Charlie Apicella’s Iron City – Sparks (CArlo Music)
Plucking its name from a plum 1977 Grant Green date, guitarist Charlie Apicella’s trio embodies much of what makes that record so great. Green’s trio with organist John Patton and drummer Ben Dixon operated like a souped up Booker T & the MGs, covering popular fare like “Samba de Orpheus” and “High Heeled Sneakers” and plugging in a strong soul jazz sensibility along the way. Apicella’s crew adopts a similar strategy toward soul jazz workhorses by Green, Lonnie Smith and Lou Donaldson though they curiously steer clear of the tunes on the original album.
Organist Dave Mattock and drummer Alan Korzin demonstrate a keen affinity for both material and approach with Mattlock building up some very meaty basslines, but the aspect that truly sets the session apart from others of its ilk are the guests lending assists. Violinists John Blake, Jr. and Amy Bateman each lend their arco talents to a tune apiece, giving the vamps on the opening Green-associated “Sookie Sookie” and Apicella’s own “Sweet and Sounded” a sharper edge along with a pair of vibrato-accented solos. The real draw for me though is the suprising presence of saxophonist Stephen Riley, who’s feather-toned tenor enhances five of the eight cuts. Riley’s fluttering, mercurial phrasings fit unexpectedly well into the unabashed funky surroundings of the opener and Apicella’s title piece.
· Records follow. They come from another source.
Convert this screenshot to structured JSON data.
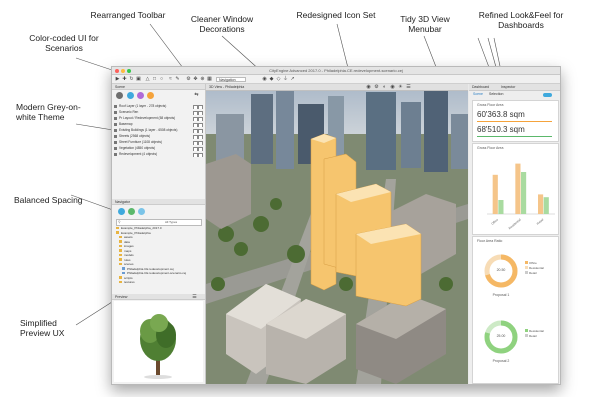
{
  "callouts": {
    "color_ui": "Color-coded UI for Scenarios",
    "toolbar": "Rearranged Toolbar",
    "window_decorations": "Cleaner Window Decorations",
    "icon_set": "Redesigned Icon Set",
    "menubar": "Tidy 3D  View Menubar",
    "dashboards": "Refined Look&Feel for Dashboards",
    "theme": "Modern Grey-on-white Theme",
    "spacing": "Balanced Spacing",
    "preview": "Simplified Preview UX"
  },
  "window": {
    "title": "CityEngine Advanced 2017.0 - Philadelphia.CE.redevelopment-scenario.cej"
  },
  "toolbar": {
    "combo_label": "Navigation"
  },
  "scene_editor": {
    "title": "Scene",
    "layers": [
      "Roof Layer (1 layer - 278 objects)",
      "Scenario Ren",
      "Pr Layout / Redevelopment (58 objects)",
      "Basemap",
      "Existing Buildings (1 layer - 6508 objects)",
      "Streets (2568 objects)",
      "Street Furniture (1108 objects)",
      "Vegetation (4850 objects)",
      "Redevelopment (4 objects)"
    ]
  },
  "navigator": {
    "title": "Navigator",
    "search_placeholder": "All Types",
    "items": [
      "Example_Philadelphia_2017.0",
      "Example_Philadelphia",
      "assets",
      "data",
      "images",
      "maps",
      "models",
      "rules",
      "scenes",
      "Philadelphia.CE.redevelopment.cej",
      "Philadelphia.CE.redevelopment-scenario.cej",
      "scripts",
      "textures"
    ]
  },
  "preview": {
    "title": "Preview"
  },
  "viewport": {
    "tab": "3D View - Philadelphia",
    "colors": {
      "sky": "#b9c6d4",
      "highlight": "#f6c56e"
    }
  },
  "dashboard": {
    "title": "Dashboard",
    "inspector_tab": "Inspector",
    "tabs": [
      "Scene",
      "Selection"
    ],
    "gfa_title": "Gross Floor Area",
    "gfa_values": [
      "60'363.8 sqm",
      "68'510.3 sqm"
    ],
    "chart_title": "Gross Floor Area",
    "ratio_title": "Floor Area Ratio",
    "ratio_values": [
      "20.50",
      "25.00"
    ],
    "ratio_legend": [
      "Office",
      "Residential",
      "Retail"
    ],
    "proposals": [
      "Proposal 1",
      "Proposal 2"
    ]
  },
  "chart_data": {
    "type": "bar",
    "categories": [
      "Office",
      "Residential",
      "Retail"
    ],
    "series": [
      {
        "name": "",
        "values": [
          70,
          90,
          35
        ]
      },
      {
        "name": "",
        "values": [
          25,
          75,
          30
        ]
      }
    ],
    "ylim": [
      0,
      100
    ],
    "colors": [
      "#f5c58a",
      "#a9dba0"
    ]
  }
}
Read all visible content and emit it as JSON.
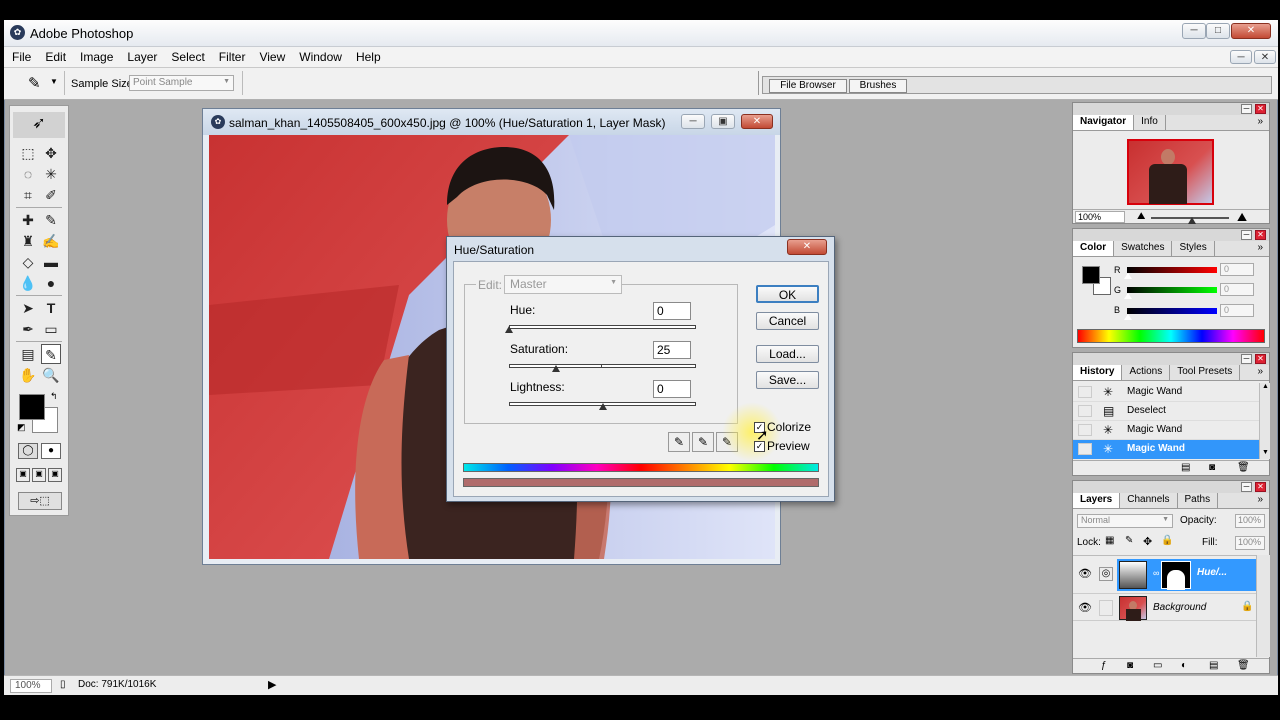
{
  "app": {
    "title": "Adobe Photoshop"
  },
  "menu": [
    "File",
    "Edit",
    "Image",
    "Layer",
    "Select",
    "Filter",
    "View",
    "Window",
    "Help"
  ],
  "options": {
    "sample_size_label": "Sample Size:",
    "sample_size_value": "Point Sample",
    "well_tabs": [
      "File Browser",
      "Brushes"
    ]
  },
  "document": {
    "title": "salman_khan_1405508405_600x450.jpg @ 100% (Hue/Saturation 1, Layer Mask)"
  },
  "dialog": {
    "title": "Hue/Saturation",
    "edit_label": "Edit:",
    "edit_value": "Master",
    "hue_label": "Hue:",
    "hue_value": "0",
    "hue_level": 0,
    "saturation_label": "Saturation:",
    "saturation_value": "25",
    "saturation_level": 25,
    "lightness_label": "Lightness:",
    "lightness_value": "0",
    "lightness_level": 0,
    "ok": "OK",
    "cancel": "Cancel",
    "load": "Load...",
    "save": "Save...",
    "colorize": "Colorize",
    "colorize_checked": true,
    "preview": "Preview",
    "preview_checked": true
  },
  "navigator": {
    "tabs": [
      "Navigator",
      "Info"
    ],
    "zoom": "100%"
  },
  "color": {
    "tabs": [
      "Color",
      "Swatches",
      "Styles"
    ],
    "r_label": "R",
    "r_value": "0",
    "g_label": "G",
    "g_value": "0",
    "b_label": "B",
    "b_value": "0"
  },
  "history": {
    "tabs": [
      "History",
      "Actions",
      "Tool Presets"
    ],
    "items": [
      "Magic Wand",
      "Deselect",
      "Magic Wand",
      "Magic Wand"
    ],
    "selected_index": 3
  },
  "layers": {
    "tabs": [
      "Layers",
      "Channels",
      "Paths"
    ],
    "blend_mode": "Normal",
    "opacity_label": "Opacity:",
    "opacity_value": "100%",
    "lock_label": "Lock:",
    "fill_label": "Fill:",
    "fill_value": "100%",
    "rows": [
      "Hue/...",
      "Background"
    ]
  },
  "status": {
    "zoom": "100%",
    "doc": "Doc: 791K/1016K"
  },
  "colors": {
    "accent": "#3399ff",
    "selection": "#3296fa"
  }
}
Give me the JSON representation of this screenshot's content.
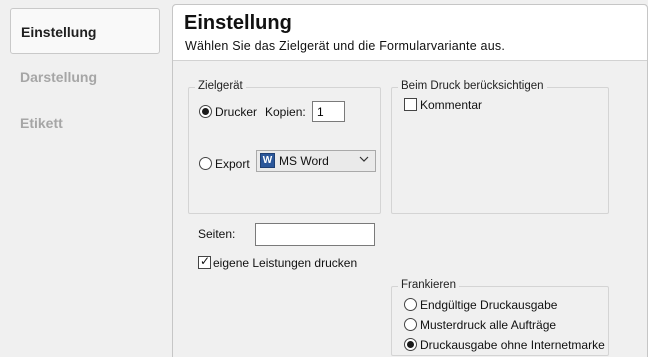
{
  "sidebar": {
    "items": [
      {
        "label": "Einstellung",
        "active": true
      },
      {
        "label": "Darstellung",
        "active": false
      },
      {
        "label": "Etikett",
        "active": false
      }
    ]
  },
  "header": {
    "title": "Einstellung",
    "subtitle": "Wählen Sie das Zielgerät und die Formularvariante aus."
  },
  "zielgeraet": {
    "group_label": "Zielgerät",
    "drucker_label": "Drucker",
    "drucker_selected": true,
    "kopien_label": "Kopien:",
    "kopien_value": "1",
    "export_label": "Export",
    "export_selected": false,
    "export_format": "MS Word",
    "export_icon": "word-icon"
  },
  "druck": {
    "group_label": "Beim Druck berücksichtigen",
    "kommentar_label": "Kommentar",
    "kommentar_checked": false
  },
  "seiten": {
    "label": "Seiten:",
    "value": ""
  },
  "leistungen": {
    "label": "eigene Leistungen drucken",
    "checked": true
  },
  "frankieren": {
    "group_label": "Frankieren",
    "options": [
      {
        "label": "Endgültige Druckausgabe",
        "selected": false
      },
      {
        "label": "Musterdruck alle Aufträge",
        "selected": false
      },
      {
        "label": "Druckausgabe ohne Internetmarke",
        "selected": true
      }
    ]
  }
}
He clips and pinches lines to jibe with the tightly drawn grooves, maintaining equal footing with the leader and Mattock on the solo front, though there are moments when it does sound like he’s holding back.
In light of the fine playing, the material suffers by comparsion and the disc registers at a relatively slim LP length, Again though, what’s here holds true to the source of inspiration. Apicella’s only misstep is a bromidic rendering of “Billie Jean” tacked on to the set’s end, presumably in a hat tip to Green’s original investigation of popular songs of the day. Riley isn’t on board for the outing and the Michael Jackson melody can’t help but sound trite in such an obviously ‘jazzed up’ state. Additonally, the performance leaves the question hanging as what sort of serpentine variations on that ubiquitous theme the saxophonist come would have come up with given the chance.